RECORD EXCERPTS ::
════

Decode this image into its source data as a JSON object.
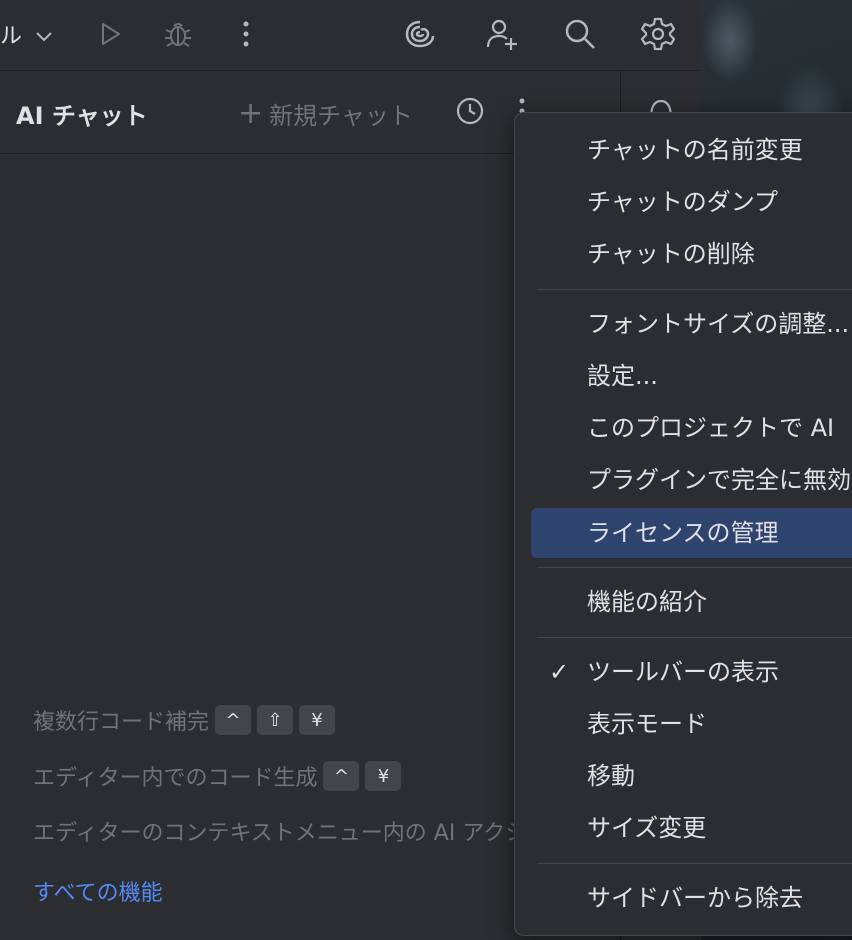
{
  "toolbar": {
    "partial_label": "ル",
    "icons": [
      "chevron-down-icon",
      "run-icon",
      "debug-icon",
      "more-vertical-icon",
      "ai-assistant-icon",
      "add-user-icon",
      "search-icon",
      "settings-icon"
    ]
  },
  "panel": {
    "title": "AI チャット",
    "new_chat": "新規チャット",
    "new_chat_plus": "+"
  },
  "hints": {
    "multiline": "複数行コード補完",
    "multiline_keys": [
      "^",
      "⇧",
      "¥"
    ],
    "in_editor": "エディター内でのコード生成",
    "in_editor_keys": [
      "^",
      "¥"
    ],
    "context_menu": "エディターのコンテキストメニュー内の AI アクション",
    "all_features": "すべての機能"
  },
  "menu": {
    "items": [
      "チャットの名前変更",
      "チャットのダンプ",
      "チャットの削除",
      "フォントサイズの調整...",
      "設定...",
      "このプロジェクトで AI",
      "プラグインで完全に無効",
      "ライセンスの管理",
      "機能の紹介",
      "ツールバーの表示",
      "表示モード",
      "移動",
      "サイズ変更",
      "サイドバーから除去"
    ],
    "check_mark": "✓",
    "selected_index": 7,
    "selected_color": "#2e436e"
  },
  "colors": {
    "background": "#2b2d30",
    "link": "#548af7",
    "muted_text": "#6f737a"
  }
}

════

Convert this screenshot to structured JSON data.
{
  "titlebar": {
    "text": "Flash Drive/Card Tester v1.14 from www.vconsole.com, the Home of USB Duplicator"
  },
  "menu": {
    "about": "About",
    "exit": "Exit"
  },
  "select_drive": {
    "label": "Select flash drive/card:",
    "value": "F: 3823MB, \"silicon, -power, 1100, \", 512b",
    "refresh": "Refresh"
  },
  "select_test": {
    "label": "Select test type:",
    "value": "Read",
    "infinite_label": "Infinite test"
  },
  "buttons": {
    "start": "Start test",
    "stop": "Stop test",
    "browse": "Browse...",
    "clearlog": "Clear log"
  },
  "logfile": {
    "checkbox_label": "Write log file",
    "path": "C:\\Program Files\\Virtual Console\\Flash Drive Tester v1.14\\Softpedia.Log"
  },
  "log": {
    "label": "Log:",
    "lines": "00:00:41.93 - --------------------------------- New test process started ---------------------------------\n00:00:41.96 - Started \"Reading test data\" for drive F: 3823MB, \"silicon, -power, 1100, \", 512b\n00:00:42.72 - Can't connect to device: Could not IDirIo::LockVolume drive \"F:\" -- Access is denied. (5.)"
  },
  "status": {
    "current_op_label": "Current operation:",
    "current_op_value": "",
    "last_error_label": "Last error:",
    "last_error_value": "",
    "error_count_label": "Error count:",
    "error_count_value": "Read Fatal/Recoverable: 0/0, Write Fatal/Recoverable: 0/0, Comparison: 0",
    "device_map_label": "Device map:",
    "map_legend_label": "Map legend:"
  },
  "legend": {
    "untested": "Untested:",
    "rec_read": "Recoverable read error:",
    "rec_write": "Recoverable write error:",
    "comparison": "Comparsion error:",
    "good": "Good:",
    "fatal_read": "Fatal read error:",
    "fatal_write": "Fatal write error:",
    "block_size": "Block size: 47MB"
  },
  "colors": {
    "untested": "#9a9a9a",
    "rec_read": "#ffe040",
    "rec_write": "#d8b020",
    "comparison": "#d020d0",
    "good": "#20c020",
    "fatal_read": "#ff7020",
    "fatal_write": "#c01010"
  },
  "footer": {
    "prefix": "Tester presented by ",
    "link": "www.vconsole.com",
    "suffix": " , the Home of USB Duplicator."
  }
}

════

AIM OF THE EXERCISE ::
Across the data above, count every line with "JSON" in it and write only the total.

RESPONSE BELOW ::
2